**EXERCISE GOAL:**
Show every line from the data below that includes "icon".

[Page and application data records]

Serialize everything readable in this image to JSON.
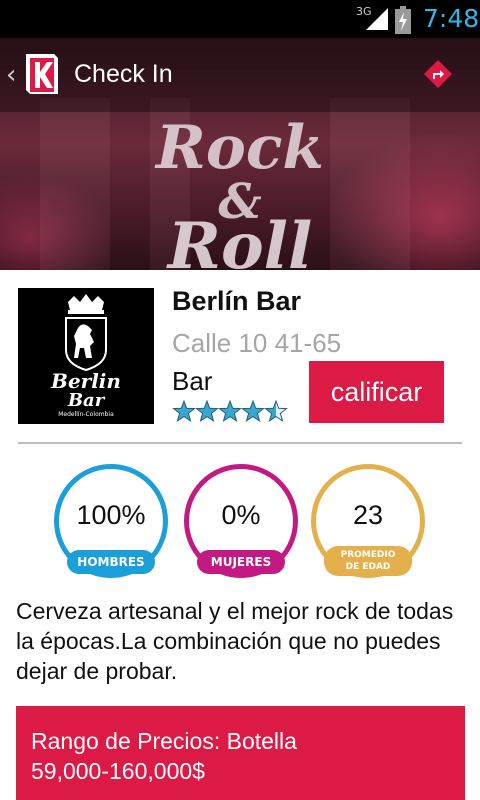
{
  "status_bar": {
    "network": "3G",
    "time": "7:48"
  },
  "action_bar": {
    "title": "Check In",
    "app_icon": "k-logo-icon",
    "back_icon": "chevron-left-icon",
    "action_icon": "directions-icon"
  },
  "hero": {
    "text_line1": "Rock",
    "text_line2": "&",
    "text_line3": "Roll"
  },
  "venue": {
    "name": "Berlín Bar",
    "address": "Calle 10 41-65",
    "type": "Bar",
    "rating": 4.5,
    "rating_max": 5,
    "logo": {
      "line1": "Berlin",
      "line2": "Bar",
      "line3": "Medellín-Colombia"
    },
    "rate_button": "calificar"
  },
  "stats": [
    {
      "value": "100%",
      "label": "HOMBRES",
      "color": "#1a9fd9"
    },
    {
      "value": "0%",
      "label": "MUJERES",
      "color": "#c21a82"
    },
    {
      "value": "23",
      "label_line1": "PROMEDIO",
      "label_line2": "DE EDAD",
      "color": "#e3b04b"
    }
  ],
  "description": "Cerveza artesanal y el mejor rock de todas la épocas.La combinación que no puedes dejar de probar.",
  "price": {
    "line1": "Rango de Precios: Botella",
    "line2": "59,000-160,000$"
  },
  "colors": {
    "accent": "#dc1a46",
    "status_time": "#33b5e5"
  }
}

**TASK RESPONSE:**
    "app_icon": "k-logo-icon",
    "back_icon": "chevron-left-icon",
    "action_icon": "directions-icon"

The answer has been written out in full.